In January 1943, Northrop was awarded a USAAF contract
for the design and construction of three prototypes
of a highly original rocket-propelled interceptor
fighter of all-wing configuration and designated XP-79.
To be powered by a single 907kg Aerojet
rocket motor, the XP-79 was to have accommodated its
pilot in the prone position, but, in the event, development
problems with the rocket led to cancellation of the
project. However, a contract was placed for the redesign
of the fighter for turbojet power, one prototype
being ordered as the XP-79B. Manufactured of Heliarc-welded
heavy-gauge magnesium plate, the XP-79B
featured reinforced wing leading edges which were intended
to enable it to withstand ramming attacks on
the tail surfaces of enemy bombers. Provision was also
made for an armament of four 12.7mm
machine guns. The wing was fitted with elevons and
bellows-type rudders, and power was provided by two
619kg Westinghouse 19B turbojets. The XP-79B was flown for the first time on 12 September
1945, but in a climbing turn during its second pass over
Muroc Dry Lake, an inadvertent roll was followed by a
stall and then a spin from which the pilot was unable to
recover, and following this accident the programme
| Take-off weight||3932 kg||8669 lb|
| Empty weight||2649 kg||5840 lb|
| Wingspan||11.58 m||38 ft 0 in|
| Length||4.27 m||14 ft 0 in|
| Height||2.13 m||7 ft 0 in|
| Wing area||25.83 m2||278.03 sq ft|
| Max. speed||880 km/h||547 mph|
| Range||1600 km||994 miles|
|A three-view drawing (1280 x 714)|
|jim greenwell, Jimgreenwell84=Yahoo.com, 29.05.2014|
My modeling class built one it took two months it flew great.
I got the plans off the internet. As a model aircraft it did great don't know about the real aircraft.
|x91-a6 Devirginator, theblindgman=gmail.com, 22.08.2011|
All y'all cracked peeps better be commenting.

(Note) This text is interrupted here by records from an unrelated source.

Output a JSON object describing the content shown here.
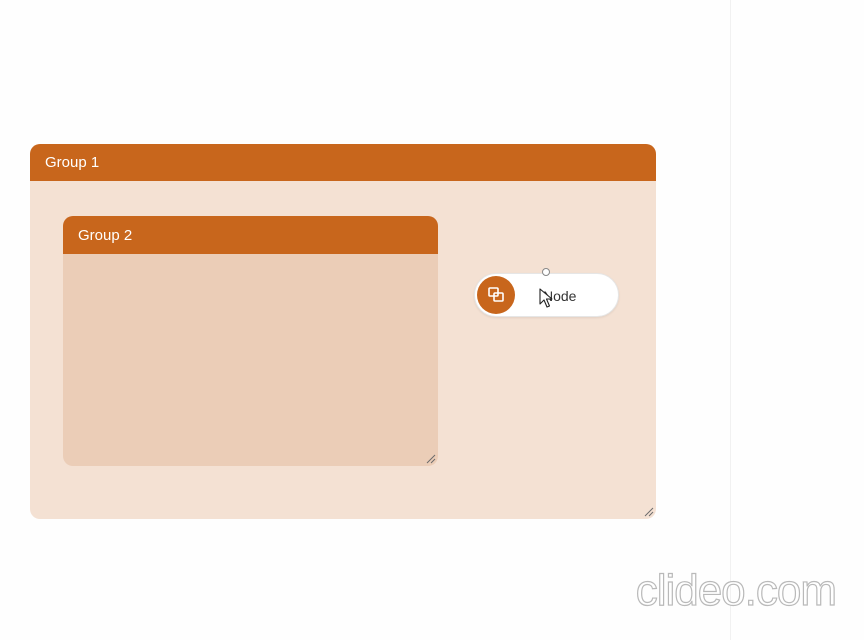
{
  "groups": [
    {
      "title": "Group 1"
    },
    {
      "title": "Group 2"
    }
  ],
  "node": {
    "label": "Node",
    "icon": "group-icon"
  },
  "watermark": "clideo.com",
  "colors": {
    "accent": "#c8661c",
    "group1_fill": "#f4e1d3",
    "group2_fill": "#ebcdb7",
    "background": "#fefefe"
  }
}
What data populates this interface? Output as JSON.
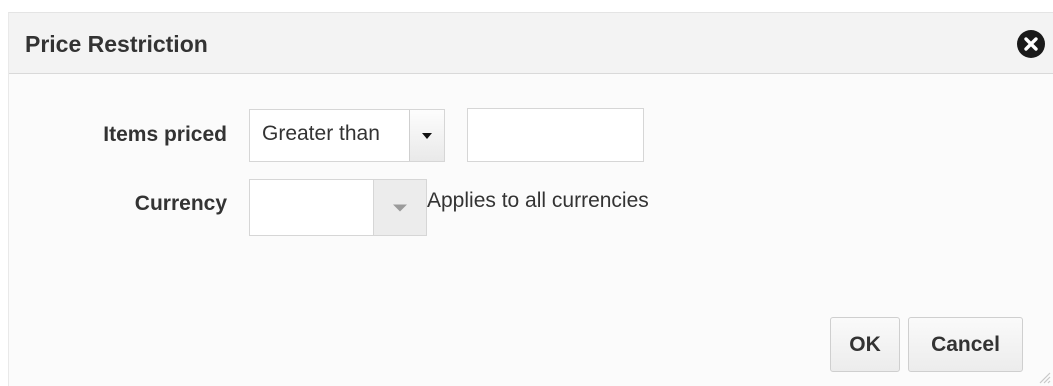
{
  "dialog": {
    "title": "Price Restriction",
    "close_icon": "close-icon"
  },
  "form": {
    "items_priced": {
      "label": "Items priced",
      "operator_value": "Greater than",
      "amount_value": ""
    },
    "currency": {
      "label": "Currency",
      "value": "",
      "hint": "Applies to all currencies"
    }
  },
  "buttons": {
    "ok_label": "OK",
    "cancel_label": "Cancel"
  },
  "colors": {
    "header_bg": "#f3f3f3",
    "body_bg": "#fbfbfb",
    "close_bg": "#1a1a1a"
  }
}
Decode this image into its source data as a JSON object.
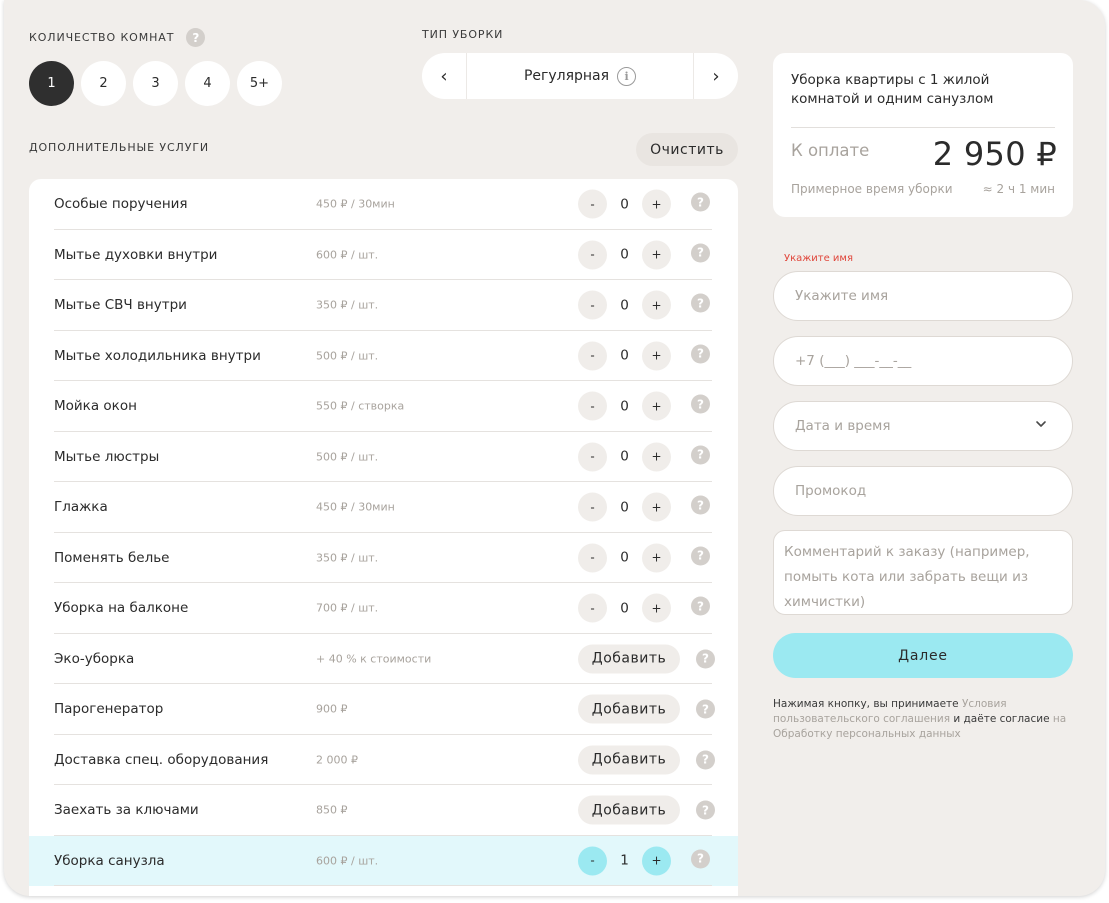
{
  "rooms": {
    "label": "КОЛИЧЕСТВО КОМНАТ",
    "help": "?",
    "options": [
      "1",
      "2",
      "3",
      "4",
      "5+"
    ],
    "selected": "1"
  },
  "cleaning_type": {
    "label": "ТИП УБОРКИ",
    "value": "Регулярная",
    "prev": "‹",
    "next": "›",
    "info": "i"
  },
  "extras": {
    "label": "ДОПОЛНИТЕЛЬНЫЕ УСЛУГИ",
    "clear_label": "Очистить",
    "add_label": "Добавить",
    "minus": "-",
    "plus": "+",
    "help": "?",
    "items": [
      {
        "name": "Особые поручения",
        "price": "450 ₽ / 30мин",
        "kind": "stepper",
        "qty": "0"
      },
      {
        "name": "Мытье духовки внутри",
        "price": "600 ₽ / шт.",
        "kind": "stepper",
        "qty": "0"
      },
      {
        "name": "Мытье СВЧ внутри",
        "price": "350 ₽ / шт.",
        "kind": "stepper",
        "qty": "0"
      },
      {
        "name": "Мытье холодильника внутри",
        "price": "500 ₽ / шт.",
        "kind": "stepper",
        "qty": "0"
      },
      {
        "name": "Мойка окон",
        "price": "550 ₽ / створка",
        "kind": "stepper",
        "qty": "0"
      },
      {
        "name": "Мытье люстры",
        "price": "500 ₽ / шт.",
        "kind": "stepper",
        "qty": "0"
      },
      {
        "name": "Глажка",
        "price": "450 ₽ / 30мин",
        "kind": "stepper",
        "qty": "0"
      },
      {
        "name": "Поменять белье",
        "price": "350 ₽ / шт.",
        "kind": "stepper",
        "qty": "0"
      },
      {
        "name": "Уборка на балконе",
        "price": "700 ₽ / шт.",
        "kind": "stepper",
        "qty": "0"
      },
      {
        "name": "Эко-уборка",
        "price": "+ 40 % к стоимости",
        "kind": "add"
      },
      {
        "name": "Парогенератор",
        "price": "900 ₽",
        "kind": "add"
      },
      {
        "name": "Доставка спец. оборудования",
        "price": "2 000 ₽",
        "kind": "add"
      },
      {
        "name": "Заехать за ключами",
        "price": "850 ₽",
        "kind": "add"
      },
      {
        "name": "Уборка санузла",
        "price": "600 ₽ / шт.",
        "kind": "stepper",
        "qty": "1",
        "highlight": true
      }
    ]
  },
  "summary": {
    "title": "Уборка квартиры с 1 жилой комнатой и одним санузлом",
    "pay_label": "К оплате",
    "pay_value": "2 950 ₽",
    "time_label": "Примерное время уборки",
    "time_value": "≈ 2 ч 1 мин"
  },
  "form": {
    "name_error": "Укажите имя",
    "name_placeholder": "Укажите имя",
    "phone_placeholder": "+7 (___) ___-__-__",
    "datetime_placeholder": "Дата и время",
    "promo_placeholder": "Промокод",
    "comment_placeholder": "Комментарий к заказу (например, помыть кота или забрать вещи из химчистки)",
    "submit_label": "Далее"
  },
  "legal": {
    "prefix": "Нажимая кнопку, вы принимаете ",
    "link1": "Условия пользовательского соглашения",
    "middle": " и даёте согласие ",
    "link2": "на Обработку персональных данных"
  },
  "colors": {
    "background": "#f1eeeb",
    "accent": "#9be9f1",
    "highlight_row": "#e2f8fb",
    "error": "#e0463b",
    "muted": "#a8a39d"
  }
}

Also, awesome plane. Scary, but damn cool looking.
|Ta-183 Huckebein, 24.05.2010|
Nice airplane! WOOT first comment! YEAH!!!!!!!! XD
Do you have any comments about this aircraft ?
FACTS AND FIGURES
© The XP-79B's pilot lay in a prone position,
theoretically giving tolerance of up to 20g. Although
the intention was to strike enemy aircraft using the
leading edges of the wings, finding volunteers to dive
on enemy bombers head first in a plastic bubble may
have proved difficult.
© The XP-79B's structure was
largely magnesium, assembled
using Northrop's patented
Heliarc welding process.
© The pilot controlled the ailerons with
a tiller bar in front of him and rudders
mounted at his feet, which worked the
opposite way to normal. Intakes at the
wingtips supplied air for the unusual